Treasury bond futures are financial instruments that play a pivotal role in the world of finance and investing. They provide opportunities for traders and investors to speculate on and manage interest rate risks. In this blog post, we will delve into the world of Treasury bond futures, exploring what they are, how they work, and why they are essential in today’s financial markets.
Understanding Treasury Bonds
Before we dive into Treasury bond futures, let’s briefly understand what Treasury bonds are. Treasury bonds, often referred to as T-bonds, are long-term debt securities issued by the U.S. Department of the Treasury. They have maturities ranging from 10 to 30 years and are considered one of the safest investments due to the backing of the U.S. government.
What Are Treasury Bond Futures?
Treasury bond futures are financial contracts that derive their value from the underlying Treasury bonds. These futures contracts enable traders to speculate on the future direction of interest rates and bond prices.

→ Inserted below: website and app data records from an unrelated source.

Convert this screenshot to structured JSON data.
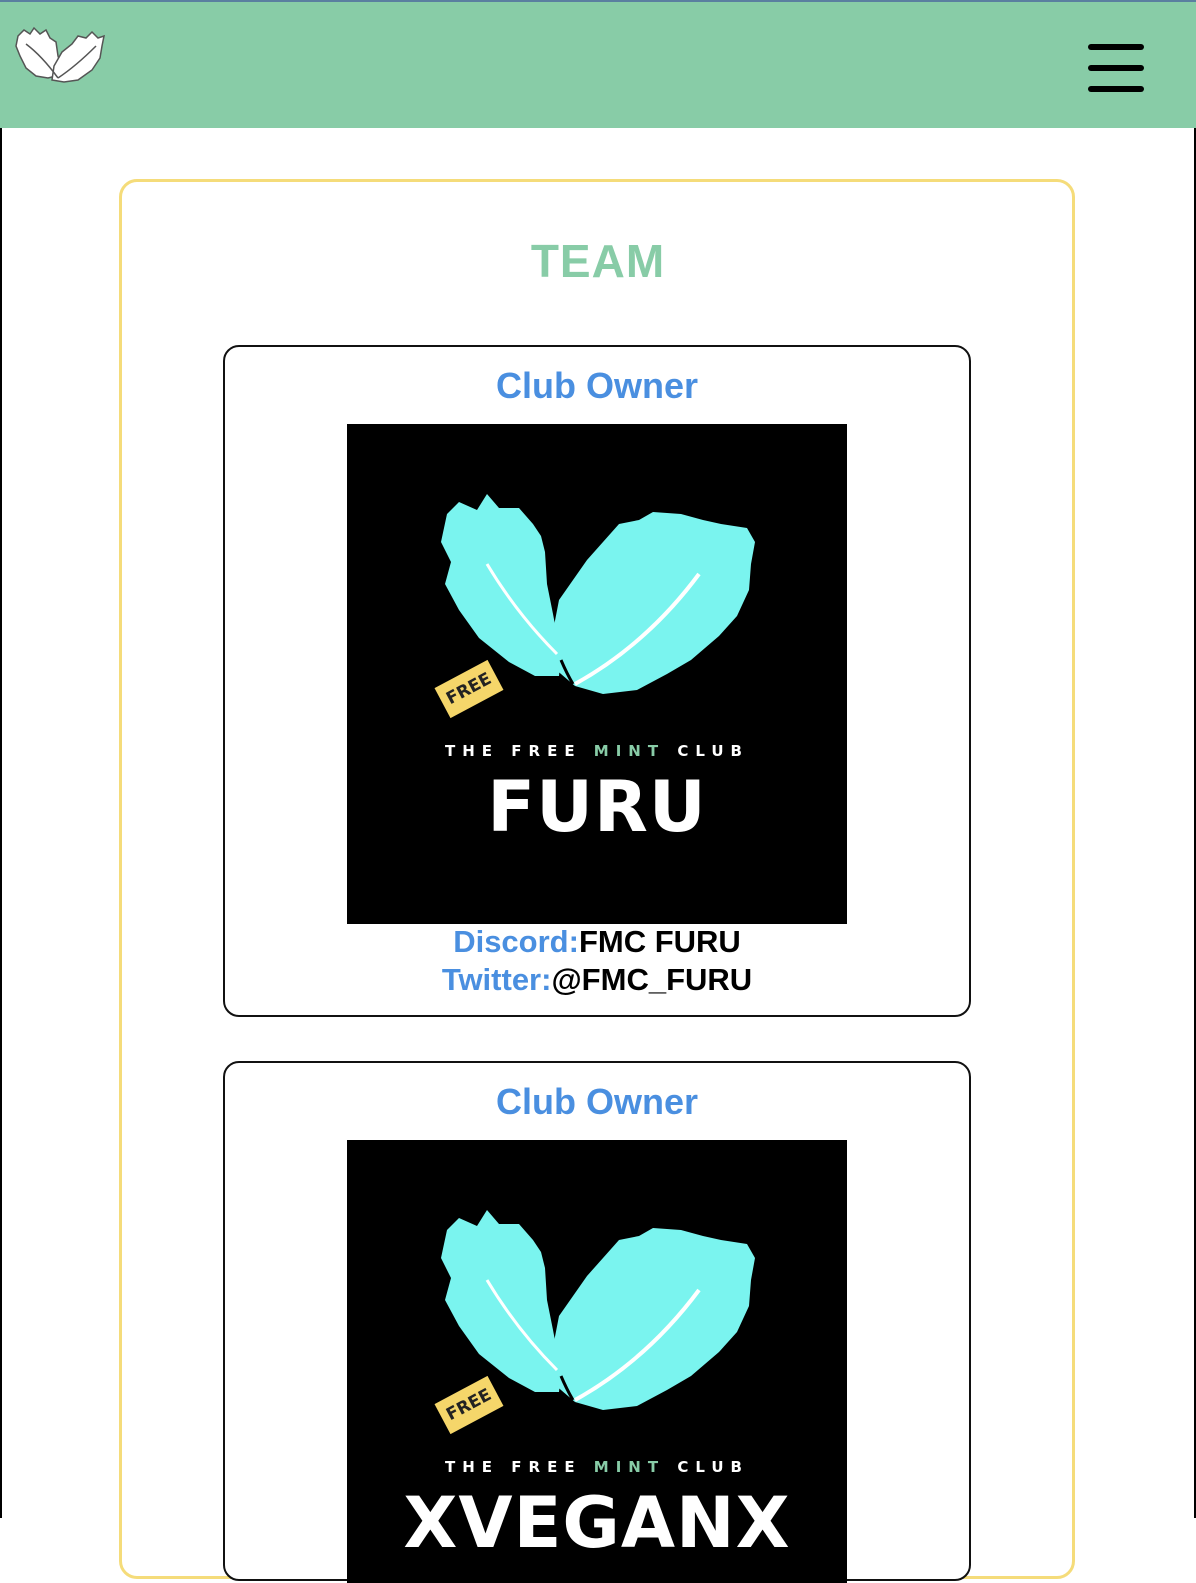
{
  "header": {
    "logo_icon": "mint-leaves-icon",
    "menu_icon": "hamburger-menu-icon",
    "background": "#88cca7"
  },
  "team": {
    "title": "TEAM",
    "accent": "#88cca7",
    "panel_border": "#f5dc7a",
    "members": [
      {
        "role": "Club Owner",
        "brand_prefix": "THE FREE ",
        "brand_mint": "MINT",
        "brand_suffix": " CLUB",
        "tag": "FREE",
        "handle": "FURU",
        "discord_label": "Discord:",
        "discord_value": "FMC FURU",
        "twitter_label": "Twitter:",
        "twitter_value": "@FMC_FURU"
      },
      {
        "role": "Club Owner",
        "brand_prefix": "THE FREE ",
        "brand_mint": "MINT",
        "brand_suffix": " CLUB",
        "tag": "FREE",
        "handle": "XVEGANX"
      }
    ]
  },
  "colors": {
    "label_blue": "#4a8fe0",
    "leaf_cyan": "#7af4ef"
  }
}
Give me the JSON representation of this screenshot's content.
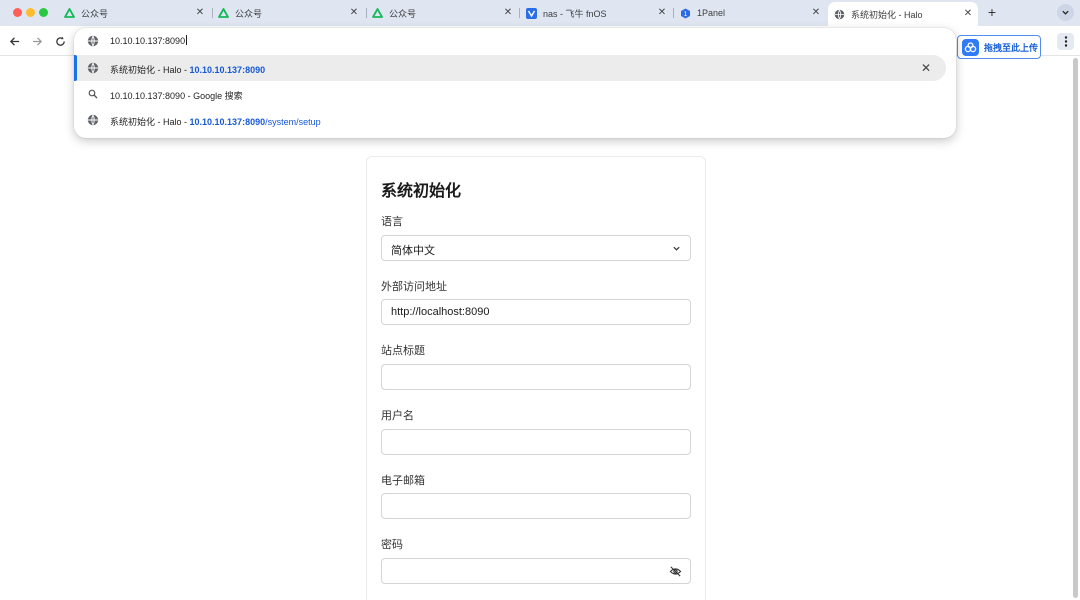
{
  "browser": {
    "tabs": [
      {
        "title": "公众号",
        "icon": "wechat-public-icon"
      },
      {
        "title": "公众号",
        "icon": "wechat-public-icon"
      },
      {
        "title": "公众号",
        "icon": "wechat-public-icon"
      },
      {
        "title": "nas - 飞牛 fnOS",
        "icon": "fnos-icon"
      },
      {
        "title": "1Panel",
        "icon": "1panel-icon"
      },
      {
        "title": "系统初始化 - Halo",
        "icon": "globe-icon",
        "active": true
      }
    ],
    "new_tab": "+",
    "address": "10.10.10.137:8090",
    "suggestions": [
      {
        "prefix": "系统初始化 - Halo - ",
        "host": "10.10.10.137:8090",
        "path": "",
        "icon": "globe-icon"
      },
      {
        "prefix": "10.10.10.137:8090 - Google 搜索",
        "icon": "search-icon"
      },
      {
        "prefix": "系统初始化 - Halo - ",
        "host": "10.10.10.137:8090",
        "path": "/system/setup",
        "icon": "globe-icon"
      }
    ],
    "extension_label": "拖拽至此上传",
    "colors": {
      "accent": "#1a73e8",
      "tabstrip": "#dfe6f2"
    }
  },
  "page": {
    "title": "系统初始化",
    "fields": [
      {
        "label": "语言",
        "value": "简体中文",
        "type": "select"
      },
      {
        "label": "外部访问地址",
        "value": "http://localhost:8090",
        "type": "text"
      },
      {
        "label": "站点标题",
        "value": "",
        "type": "text"
      },
      {
        "label": "用户名",
        "value": "",
        "type": "text"
      },
      {
        "label": "电子邮箱",
        "value": "",
        "type": "text"
      },
      {
        "label": "密码",
        "value": "",
        "type": "password"
      }
    ]
  }
}
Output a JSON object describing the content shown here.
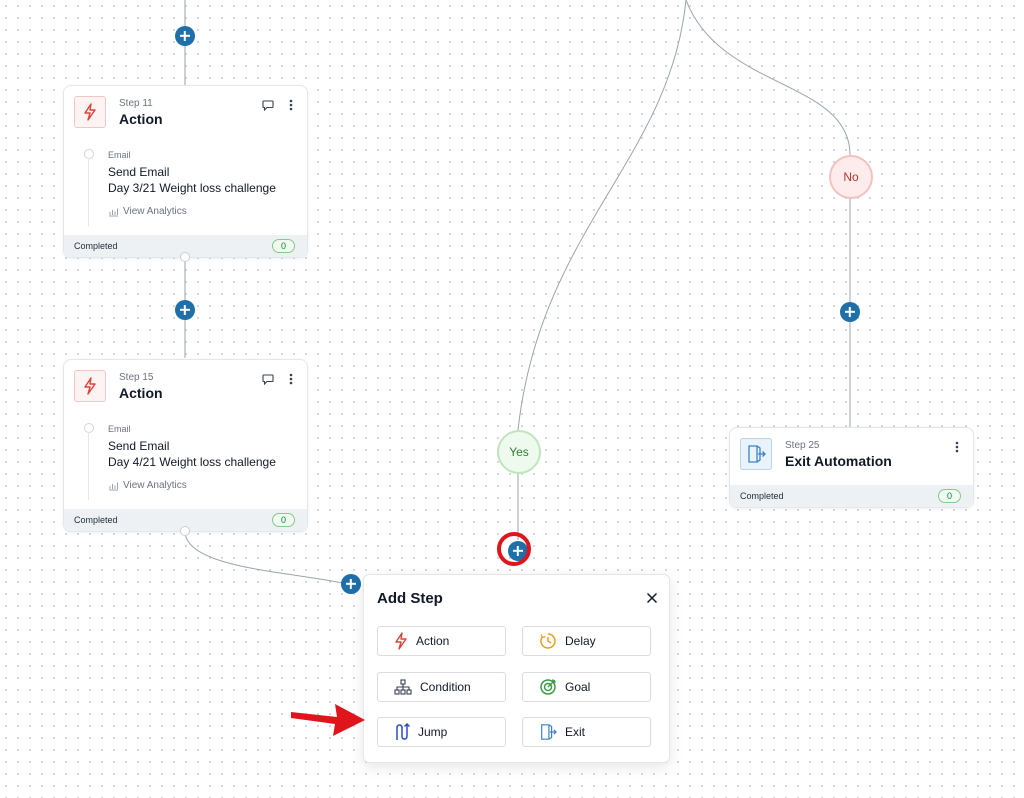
{
  "cards": [
    {
      "step_no": "Step 11",
      "step_type": "Action",
      "sub_type": "Email",
      "sub_title": "Send Email",
      "sub_detail": "Day 3/21 Weight loss challenge",
      "analytics": "View Analytics",
      "status": "Completed",
      "count": "0"
    },
    {
      "step_no": "Step 15",
      "step_type": "Action",
      "sub_type": "Email",
      "sub_title": "Send Email",
      "sub_detail": "Day 4/21 Weight loss challenge",
      "analytics": "View Analytics",
      "status": "Completed",
      "count": "0"
    }
  ],
  "branches": {
    "no": "No",
    "yes": "Yes"
  },
  "exit_card": {
    "step_no": "Step 25",
    "step_type": "Exit Automation",
    "status": "Completed",
    "count": "0"
  },
  "add_step": {
    "title": "Add Step",
    "options": [
      "Action",
      "Delay",
      "Condition",
      "Goal",
      "Jump",
      "Exit"
    ]
  },
  "colors": {
    "accent_blue": "#1f6fa8",
    "highlight_red": "#e0141b",
    "action_red": "#d9443a",
    "delay_orange": "#e6a21f",
    "goal_green": "#3a9b45",
    "jump_blue": "#2b4fc4"
  },
  "icons": [
    "lightning-icon",
    "comment-icon",
    "kebab-icon",
    "analytics-icon",
    "exit-door-icon",
    "close-icon",
    "clock-icon",
    "hierarchy-icon",
    "target-icon",
    "jump-icon",
    "plus-icon"
  ]
}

They are traded on organized exchanges, such as the Chicago Mercantile Exchange (CME), and serve several important functions in financial markets.
Key Features of Treasury Bond Futures
1. Standardized Contracts: Treasury bond futures are standardized contracts with specific contract sizes, maturities, and coupon rates. This standardization makes them easy to trade and ensures liquidity in the market.
2. Price Movements: The price of a Treasury bond future is inversely related to changes in interest rates. When interest rates rise, the price of the futures contract falls, and vice versa. This relationship allows traders to hedge or speculate on interest rate movements.
3. Margin Requirements: Traders are required to maintain margin accounts to trade Treasury bond futures. These accounts act as collateral, and margin calls can be issued if the account balance falls below a certain level.
Why Treasury Bond Futures Matter
1. Risk Management: Treasury bond futures are valuable tools for managing interest rate risk. Investors, especially those with large bond portfolios, use these futures to hedge against adverse interest rate movements.
2. Speculation: Traders use Treasury bond futures to speculate on the direction of interest rates. By taking positions in these futures contracts, they can profit from correctly predicting interest rate movements.
3. Liquidity: The Treasury bond futures market is highly liquid, with active participation from various market participants. This liquidity ensures that traders can easily enter and exit positions.
Treasury bond futures are essential instruments in the world of finance. They provide opportunities for both risk management and speculation in the ever-changing landscape of interest rates. By understanding the mechanics of Treasury bond futures, investors and traders can navigate the financial markets more effectively and make informed decisions to achieve their financial goals.